Skip to main content
Open Access Publications from the University of California

Factors associated with successful completion of the Chronic Disease Self-Management Program among middle-aged and older Asian-American participants: A national study

  • Author(s): Ahn, SN
  • Smith, ML
  • Cho, J
  • Jiang, L
  • Post, L
  • Ory, MG
  • et al.

© 2015 Ahn, Smith, Cho, Jiang, Post and Ory. Asian-Americans are a small but fast-growing population in the United States who are increasingly experiencing multiple chronic diseases. While the evidence-based Chronic Disease Self-Management Program (CDSMP) has been disseminated among various racial and ethnic populations, few studies specifically investigate participants with an Asian background. The study aims to identify characteristics of middle-aged and older Asian-American CDSMP participants (older than 50 years) and investigate factors related to successful workshop completion (i.e., attending 4C of the 6 sessions) among this population. Data were analyzed from 2,716 middle-aged and older Asian-Americans collected during a 2-year national dissemination ofCDSMP. Multilevel logistic regression analyseswere conducted to identify individual- and workshop-level covariates related to successful workshop completion. The majority of participants were female, living with others, and living in metro areas. The average age was 71.3 years old (±9.2), and the average number of chronic conditions was 2.0 (±1.5). Successful completion of CDSMPworkshops among participantswas associated with their number of chronic conditions (ORD1.10, P = 0.011), living in non-metro areas (ORD1.77, P = 0.009), attending workshops from area agencies on aging (ORD1.56, P = 0.018), and attending a workshop with higher completion rates (ORD1.03, P <0.001). This study is the first large-scale examination of Asian-American participants enrolled in CDSMP and highlights characteristics related to intervention attendance among this understudied minority population. Knowing such characteristics is important for serving the growing number of Asian-Americans with chronic conditions.

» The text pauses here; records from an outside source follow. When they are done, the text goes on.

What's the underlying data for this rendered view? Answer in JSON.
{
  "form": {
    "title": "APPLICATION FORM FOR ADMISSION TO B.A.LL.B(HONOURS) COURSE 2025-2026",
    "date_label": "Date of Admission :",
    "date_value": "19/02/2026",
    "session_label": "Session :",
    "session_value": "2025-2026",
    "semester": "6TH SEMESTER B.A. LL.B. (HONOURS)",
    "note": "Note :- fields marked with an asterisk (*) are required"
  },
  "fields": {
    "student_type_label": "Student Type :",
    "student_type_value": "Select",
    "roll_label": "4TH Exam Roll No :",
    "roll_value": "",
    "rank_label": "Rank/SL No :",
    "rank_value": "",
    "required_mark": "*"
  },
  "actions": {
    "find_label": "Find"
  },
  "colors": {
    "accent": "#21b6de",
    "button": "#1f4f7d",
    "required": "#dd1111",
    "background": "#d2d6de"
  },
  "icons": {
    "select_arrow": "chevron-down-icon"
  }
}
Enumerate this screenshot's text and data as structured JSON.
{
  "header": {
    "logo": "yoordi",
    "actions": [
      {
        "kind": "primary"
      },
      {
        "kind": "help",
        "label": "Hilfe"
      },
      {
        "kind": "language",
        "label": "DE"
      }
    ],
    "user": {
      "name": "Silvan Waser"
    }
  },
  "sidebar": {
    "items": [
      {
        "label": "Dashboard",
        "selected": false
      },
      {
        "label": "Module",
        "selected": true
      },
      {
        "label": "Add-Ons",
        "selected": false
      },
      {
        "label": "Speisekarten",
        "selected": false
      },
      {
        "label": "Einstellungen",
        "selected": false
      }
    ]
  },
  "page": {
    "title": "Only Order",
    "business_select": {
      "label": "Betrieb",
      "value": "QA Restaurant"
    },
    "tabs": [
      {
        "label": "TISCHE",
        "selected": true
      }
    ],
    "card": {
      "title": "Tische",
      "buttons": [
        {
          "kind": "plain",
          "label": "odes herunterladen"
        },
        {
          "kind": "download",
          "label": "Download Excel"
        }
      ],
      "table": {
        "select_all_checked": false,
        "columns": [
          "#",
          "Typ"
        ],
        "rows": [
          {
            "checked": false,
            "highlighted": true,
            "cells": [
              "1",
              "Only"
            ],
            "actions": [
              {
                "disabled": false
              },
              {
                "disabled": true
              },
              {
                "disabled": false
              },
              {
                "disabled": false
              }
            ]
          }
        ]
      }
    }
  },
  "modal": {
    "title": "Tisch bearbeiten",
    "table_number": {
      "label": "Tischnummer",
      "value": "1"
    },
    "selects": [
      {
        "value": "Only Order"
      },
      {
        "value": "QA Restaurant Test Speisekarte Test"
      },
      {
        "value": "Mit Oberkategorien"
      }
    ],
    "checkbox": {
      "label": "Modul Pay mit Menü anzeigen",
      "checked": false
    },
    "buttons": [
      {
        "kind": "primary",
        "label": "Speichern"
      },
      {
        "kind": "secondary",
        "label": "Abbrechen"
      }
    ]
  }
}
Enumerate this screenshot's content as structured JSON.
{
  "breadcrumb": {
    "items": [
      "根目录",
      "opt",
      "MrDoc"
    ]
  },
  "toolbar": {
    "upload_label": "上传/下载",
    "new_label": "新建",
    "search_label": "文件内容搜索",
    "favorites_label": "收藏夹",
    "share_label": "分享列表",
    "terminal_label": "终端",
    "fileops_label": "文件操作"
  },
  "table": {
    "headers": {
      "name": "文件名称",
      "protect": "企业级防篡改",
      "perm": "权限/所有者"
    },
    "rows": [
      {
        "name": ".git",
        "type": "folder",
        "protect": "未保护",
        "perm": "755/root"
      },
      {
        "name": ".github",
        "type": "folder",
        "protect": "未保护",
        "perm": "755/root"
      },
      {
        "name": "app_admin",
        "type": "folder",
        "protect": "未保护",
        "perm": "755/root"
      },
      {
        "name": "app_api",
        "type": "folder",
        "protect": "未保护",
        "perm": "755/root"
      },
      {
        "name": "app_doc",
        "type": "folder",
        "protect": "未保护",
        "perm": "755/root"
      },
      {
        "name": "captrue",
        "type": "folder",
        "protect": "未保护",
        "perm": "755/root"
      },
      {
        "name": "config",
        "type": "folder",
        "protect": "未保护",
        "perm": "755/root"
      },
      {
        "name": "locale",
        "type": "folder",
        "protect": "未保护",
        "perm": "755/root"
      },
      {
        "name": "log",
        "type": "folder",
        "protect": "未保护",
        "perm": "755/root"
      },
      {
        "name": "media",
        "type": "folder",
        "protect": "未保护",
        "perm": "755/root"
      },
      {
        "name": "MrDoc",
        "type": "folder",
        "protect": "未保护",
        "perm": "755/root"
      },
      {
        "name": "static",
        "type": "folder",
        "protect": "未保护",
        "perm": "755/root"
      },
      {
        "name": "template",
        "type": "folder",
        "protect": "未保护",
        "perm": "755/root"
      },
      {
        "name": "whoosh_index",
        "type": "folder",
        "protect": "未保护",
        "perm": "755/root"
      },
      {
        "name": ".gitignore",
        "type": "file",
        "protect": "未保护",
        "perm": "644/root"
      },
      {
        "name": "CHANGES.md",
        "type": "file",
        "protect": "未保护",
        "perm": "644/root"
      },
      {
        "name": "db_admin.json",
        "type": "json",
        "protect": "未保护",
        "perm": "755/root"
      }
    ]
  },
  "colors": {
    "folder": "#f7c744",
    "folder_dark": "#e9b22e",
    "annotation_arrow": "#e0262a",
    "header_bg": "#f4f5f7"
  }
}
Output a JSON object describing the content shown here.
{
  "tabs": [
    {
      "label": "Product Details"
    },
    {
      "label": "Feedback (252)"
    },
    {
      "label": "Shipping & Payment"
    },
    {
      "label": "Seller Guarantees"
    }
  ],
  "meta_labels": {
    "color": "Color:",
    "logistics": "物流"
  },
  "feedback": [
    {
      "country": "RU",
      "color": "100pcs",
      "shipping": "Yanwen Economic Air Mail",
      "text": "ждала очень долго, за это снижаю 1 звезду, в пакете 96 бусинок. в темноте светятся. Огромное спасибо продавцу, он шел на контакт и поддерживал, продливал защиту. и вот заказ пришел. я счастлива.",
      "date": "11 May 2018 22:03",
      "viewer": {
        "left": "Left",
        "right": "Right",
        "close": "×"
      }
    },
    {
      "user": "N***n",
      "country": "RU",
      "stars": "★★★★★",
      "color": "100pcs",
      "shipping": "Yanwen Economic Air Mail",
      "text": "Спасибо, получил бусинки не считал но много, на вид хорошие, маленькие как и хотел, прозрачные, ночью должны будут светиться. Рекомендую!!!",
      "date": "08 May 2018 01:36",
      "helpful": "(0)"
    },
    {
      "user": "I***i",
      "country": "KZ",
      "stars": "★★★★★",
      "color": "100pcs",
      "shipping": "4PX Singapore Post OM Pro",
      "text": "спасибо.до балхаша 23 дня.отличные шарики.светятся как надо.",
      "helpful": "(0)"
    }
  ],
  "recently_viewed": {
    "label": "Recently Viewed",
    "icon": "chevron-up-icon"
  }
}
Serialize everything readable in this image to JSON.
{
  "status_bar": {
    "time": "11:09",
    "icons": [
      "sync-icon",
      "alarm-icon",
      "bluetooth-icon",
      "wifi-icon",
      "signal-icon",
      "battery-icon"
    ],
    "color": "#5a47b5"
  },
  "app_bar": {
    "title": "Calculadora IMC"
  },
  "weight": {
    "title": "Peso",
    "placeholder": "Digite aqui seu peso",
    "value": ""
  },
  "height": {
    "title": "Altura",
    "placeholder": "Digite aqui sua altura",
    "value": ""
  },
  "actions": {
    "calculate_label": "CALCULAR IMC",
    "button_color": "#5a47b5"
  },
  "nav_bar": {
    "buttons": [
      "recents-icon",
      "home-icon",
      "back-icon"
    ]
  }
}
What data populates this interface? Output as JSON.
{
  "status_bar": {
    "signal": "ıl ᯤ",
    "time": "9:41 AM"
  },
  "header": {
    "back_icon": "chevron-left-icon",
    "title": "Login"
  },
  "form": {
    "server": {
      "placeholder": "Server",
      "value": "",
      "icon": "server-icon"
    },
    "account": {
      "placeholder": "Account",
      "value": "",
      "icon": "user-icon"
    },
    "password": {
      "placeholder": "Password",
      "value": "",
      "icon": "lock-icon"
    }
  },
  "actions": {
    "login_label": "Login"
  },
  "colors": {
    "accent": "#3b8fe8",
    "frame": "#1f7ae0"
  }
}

Many UC-authored scholarly publications are freely available on this site because of the UC Academic Senate's Open Access Policy. Let us know how this access is important for you.

Main Content
Current View